This video from Britain says about itself:
Levellers, True Levellers, and The Diggers of 1649 (1 of 3)
The Levellers were a relatively loose alliance of radicals and freethinkers who came to prominence during the period of instability that characterized the English Civil War of 1642 – 1649.
What bound these people together was the general belief that all men were equal; since this was the case, then a government could only have legitimacy if it was elected by the people. The Leveller demands were for a secular republic, abolition of the House of Lords, equality before the law, the right to vote for all, free trade, the abolition of censorship, freedom of speech, the abolition of tithes and tolls, and the absolute right for people to worship whatever religion they chose, or none at all. This program was published as “The Agreement of the People“.
The Levellers argued that since God had created all men as equals, the land belonged to all the people as a right. Their program was, then, essentially an attempt to restore the situation that they believed had existed previous to the Norman Conquest in 1099; they wanted to establish a ‘commonwealth’ in which the common people would be in control of their own destiny without the intervention of a King, a House of Lords and other potential oppressors.
It is hardly surprising, given this program of demands, that the rich and powerful felt threatened by the Levellers. This is particularly so, given that some of the Leveller demands, almost 400 years on, have still not been met!
In 1649 Gerrard Winstanley and fourteen others published a pamphlet in which they called themselves the “True Levellers” to distinguish their more radical ideas from the Levellers. Once they put their ideas into practice and started to cultivate common land, they became known as “Diggers” by both opponents and supporters. The Diggers’ beliefs encompassed a worldview that envisioned an ecological interrelationship between humans and nature, acknowledging the inherent connections between people and their surroundings.
Winstanley advocated a new democratic society of the “common man” as opposed to the current society based on privilege and wealth. Many of the political, economic and social reforms advocated would dramatically impact the social order. Winstanley was concerned by the plight of the people at the lower rungs of English Society, the overlooked or forgotten man. The poor, the sick, the hungry, and the destitute who often did not scrape by or were left to die.

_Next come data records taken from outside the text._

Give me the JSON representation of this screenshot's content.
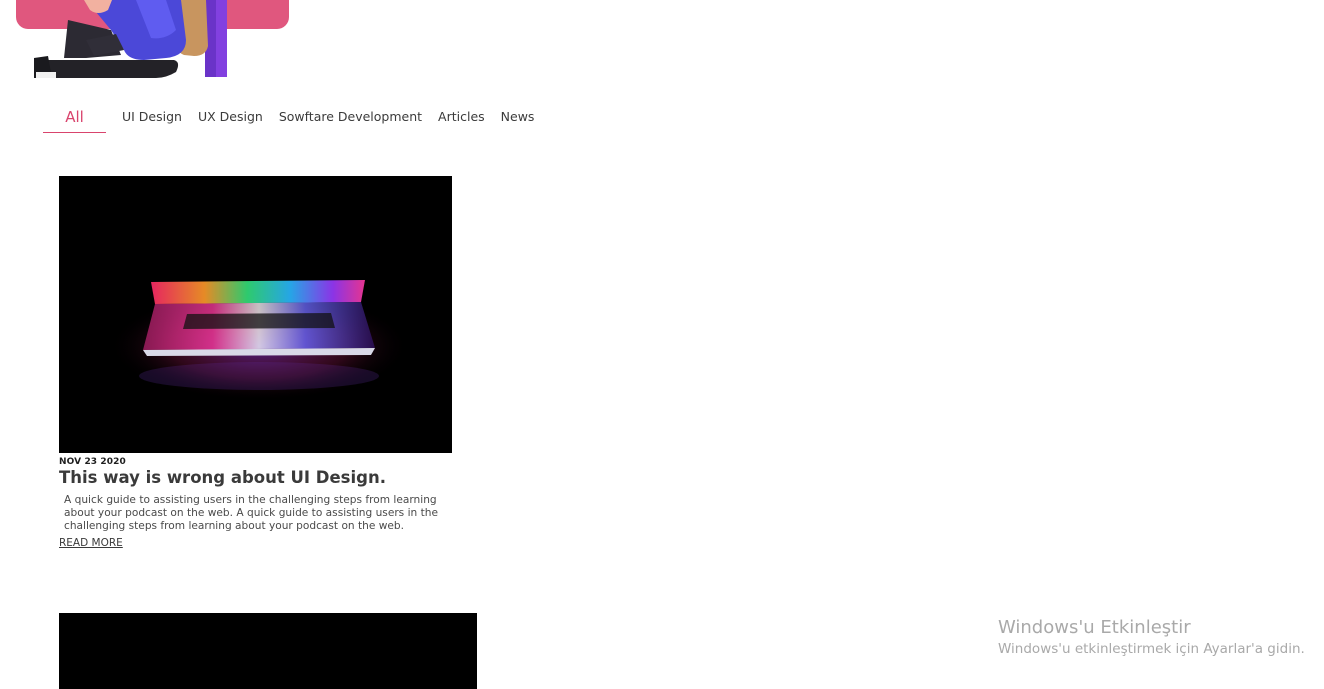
{
  "tabs": [
    {
      "label": "All",
      "active": true
    },
    {
      "label": "UI Design",
      "active": false
    },
    {
      "label": "UX Design",
      "active": false
    },
    {
      "label": "Sowftare Development",
      "active": false
    },
    {
      "label": "Articles",
      "active": false
    },
    {
      "label": "News",
      "active": false
    }
  ],
  "post": {
    "date": "NOV 23 2020",
    "title": "This way is wrong about UI Design.",
    "excerpt": "A quick guide to assisting users in the challenging steps from learning about your podcast on the web. A quick guide to assisting users in the challenging steps from learning about your podcast on the web.",
    "read_more": "READ MORE"
  },
  "watermark": {
    "title": "Windows'u Etkinleştir",
    "subtitle": "Windows'u etkinleştirmek için Ayarlar'a gidin."
  },
  "colors": {
    "accent": "#d9446d",
    "hero_band": "#e0577e"
  }
}
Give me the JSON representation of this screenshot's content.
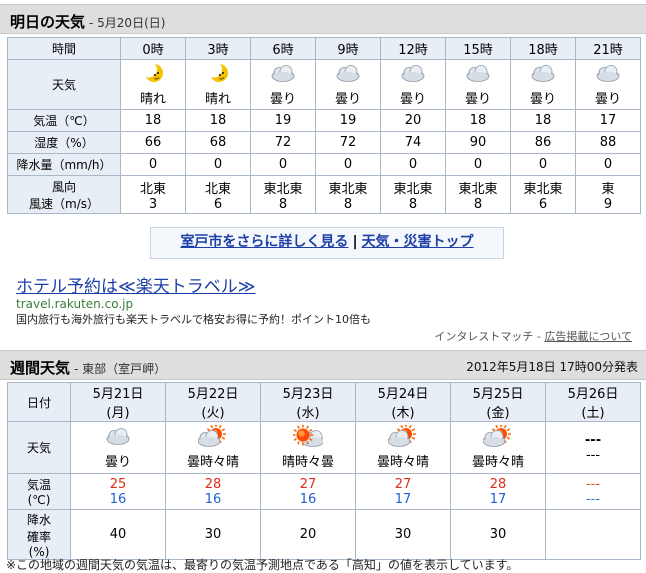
{
  "tomorrow": {
    "title": "明日の天気",
    "date": "- 5月20日(日)",
    "labels": {
      "time": "時間",
      "weather": "天気",
      "temp": "気温（℃）",
      "humidity": "湿度（%）",
      "precip": "降水量（mm/h）",
      "wind_dir": "風向",
      "wind_speed": "風速（m/s）"
    },
    "columns": [
      {
        "time": "0時",
        "icon": "moon-clear",
        "weather": "晴れ",
        "temp": "18",
        "humidity": "66",
        "precip": "0",
        "wind_dir": "北東",
        "wind_speed": "3"
      },
      {
        "time": "3時",
        "icon": "moon-clear",
        "weather": "晴れ",
        "temp": "18",
        "humidity": "68",
        "precip": "0",
        "wind_dir": "北東",
        "wind_speed": "6"
      },
      {
        "time": "6時",
        "icon": "cloud",
        "weather": "曇り",
        "temp": "19",
        "humidity": "72",
        "precip": "0",
        "wind_dir": "東北東",
        "wind_speed": "8"
      },
      {
        "time": "9時",
        "icon": "cloud",
        "weather": "曇り",
        "temp": "19",
        "humidity": "72",
        "precip": "0",
        "wind_dir": "東北東",
        "wind_speed": "8"
      },
      {
        "time": "12時",
        "icon": "cloud",
        "weather": "曇り",
        "temp": "20",
        "humidity": "74",
        "precip": "0",
        "wind_dir": "東北東",
        "wind_speed": "8"
      },
      {
        "time": "15時",
        "icon": "cloud",
        "weather": "曇り",
        "temp": "18",
        "humidity": "90",
        "precip": "0",
        "wind_dir": "東北東",
        "wind_speed": "8"
      },
      {
        "time": "18時",
        "icon": "cloud",
        "weather": "曇り",
        "temp": "18",
        "humidity": "86",
        "precip": "0",
        "wind_dir": "東北東",
        "wind_speed": "6"
      },
      {
        "time": "21時",
        "icon": "cloud",
        "weather": "曇り",
        "temp": "17",
        "humidity": "88",
        "precip": "0",
        "wind_dir": "東",
        "wind_speed": "9"
      }
    ]
  },
  "links": {
    "detail": "室戸市をさらに詳しく見る",
    "separator": "|",
    "top": "天気・災害トップ"
  },
  "ad": {
    "title": "ホテル予約は≪楽天トラベル≫",
    "url": "travel.rakuten.co.jp",
    "desc": "国内旅行も海外旅行も楽天トラベルで格安お得に予約！ポイント10倍も",
    "sponsor": "インタレストマッチ",
    "sponsor_sep": " - ",
    "ad_link": "広告掲載について"
  },
  "weekly": {
    "title": "週間天気",
    "region": "- 東部（室戸岬）",
    "issued": "2012年5月18日 17時00分発表",
    "labels": {
      "date": "日付",
      "weather": "天気",
      "temp_line1": "気温",
      "temp_line2": "(℃)",
      "pop_line1": "降水",
      "pop_line2": "確率",
      "pop_line3": "(%)"
    },
    "days": [
      {
        "date": "5月21日",
        "dow": "(月)",
        "icon": "cloud",
        "weather": "曇り",
        "high": "25",
        "low": "16",
        "pop": "40"
      },
      {
        "date": "5月22日",
        "dow": "(火)",
        "icon": "cloud-sun",
        "weather": "曇時々晴",
        "high": "28",
        "low": "16",
        "pop": "30"
      },
      {
        "date": "5月23日",
        "dow": "(水)",
        "icon": "sun-cloud",
        "weather": "晴時々曇",
        "high": "27",
        "low": "16",
        "pop": "20"
      },
      {
        "date": "5月24日",
        "dow": "(木)",
        "icon": "cloud-sun",
        "weather": "曇時々晴",
        "high": "27",
        "low": "17",
        "pop": "30"
      },
      {
        "date": "5月25日",
        "dow": "(金)",
        "icon": "cloud-sun",
        "weather": "曇時々晴",
        "high": "28",
        "low": "17",
        "pop": "30"
      },
      {
        "date": "5月26日",
        "dow": "(土)",
        "icon": "none",
        "weather": "---",
        "weather2": "---",
        "high": "---",
        "low": "---",
        "pop": ""
      }
    ]
  },
  "footer": {
    "note": "※この地域の週間天気の気温は、最寄りの気温予測地点である「高知」の値を表示しています。"
  }
}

The Digger movement at St George’s Hill (Surrey) provided an ideal venue for testing Winstanleys’ new social experiment. Winstanley rejected the concept of private ownership of all land, and called for a peaceful return of all public lands to the People. Some have even characterized the Surrey Diggers’ as a primitive Millennium movement. Later generations have called the social experiment an early form of communism or even anarchism.

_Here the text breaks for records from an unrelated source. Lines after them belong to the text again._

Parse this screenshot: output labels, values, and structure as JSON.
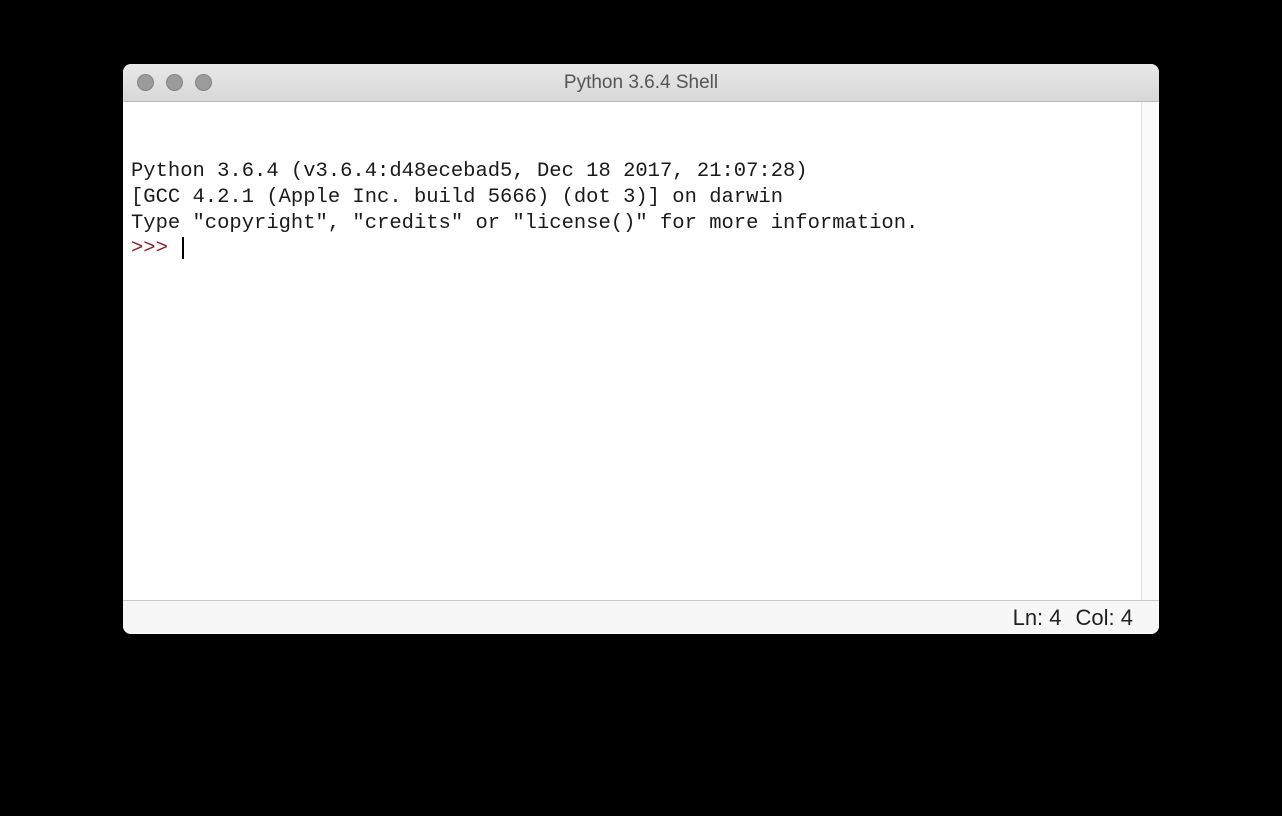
{
  "window": {
    "title": "Python 3.6.4 Shell"
  },
  "shell": {
    "line1": "Python 3.6.4 (v3.6.4:d48ecebad5, Dec 18 2017, 21:07:28) ",
    "line2": "[GCC 4.2.1 (Apple Inc. build 5666) (dot 3)] on darwin",
    "line3": "Type \"copyright\", \"credits\" or \"license()\" for more information.",
    "prompt": ">>> "
  },
  "status": {
    "ln_label": "Ln: 4",
    "col_label": "Col: 4"
  }
}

After repeated attacks and destruction of their commune and crops by local landowners (particularly by hired thugs and ill-informed peasants) and fines from the high authorities, the Diggers soon faded away.
But, as with the Levellers, Winstanley and the Surrey Diggers struck a blow at the halls of wealth and power of 17th century English society. Their efforts and their philosophy were not wasted on later generations seeking the same spirit of liberty and freedom in a more democratic social structure.
By Alan Lloyd in Britain:
Gerrard Winstanley: The Digger’s Life and Legacy
by John Gurney (Pluto Press, £11.50)
Sunday 10 February 2013
The latest addition to Pluto’s Revolutionary Lives series, this is an eminently readable and very welcome biography of the Digger’s leader Gerrard Winstanley.
A revolutionary intellectual rated so highly by the Bolsheviks that his name was one of just 19 such figures carved in 1918 on the memorial obelisk in Moscow’s Alexander Gardens, Winstanley is little known or lauded in his own country.
His recorded writings and actions took place over a brief period from 1648 to 1652 around the time of the English revolution, and they are as worthy of debate and consideration now as they were nearly 500 years ago.
Winstanley’s publication The New Law Of Righteousness argued that there is enough land in England for all and, by ensuring that the “earth is a common treasury,” no-one need ever go hungry.
His central tenet was that we should “abandon private property and embrace community.” Along with a group of like-minded Diggers, he set one up on the common land of Saint George’s Hill in Walton-on-Thames.
His actions encouraged other settlements in places such as Wellingborough, Cobham and Iver, which sadly lasted little over a year.
Their success alarmed the vested interests of the ruling class, particularly the local landowners who eventually destroyed the communities and drove the Diggers off the land.
This led Winstanley to pen The Law Of Freedom, described by political theoretician Eduard Bernstein as outlining a “communist utopia.”
It also prompted a continuing debate as to whether his practical experience as a Digger changed Winstanley’s outlook from libertarian to authoritarian.
This debate, along with one on the differences between the Diggers and the Levellers, are cleverly outlined by the author without slowing the pace of the book.
In an age when the difference between rich and poor continues to widen and the need for decent homes for working people becomes ever more urgent, so Winstanley’s ideas retain their relevance and perhaps continue to suggest solutions.
This well referenced book is an excellent starting point for anyone wishing to learn about this remarkably far-sighted radical.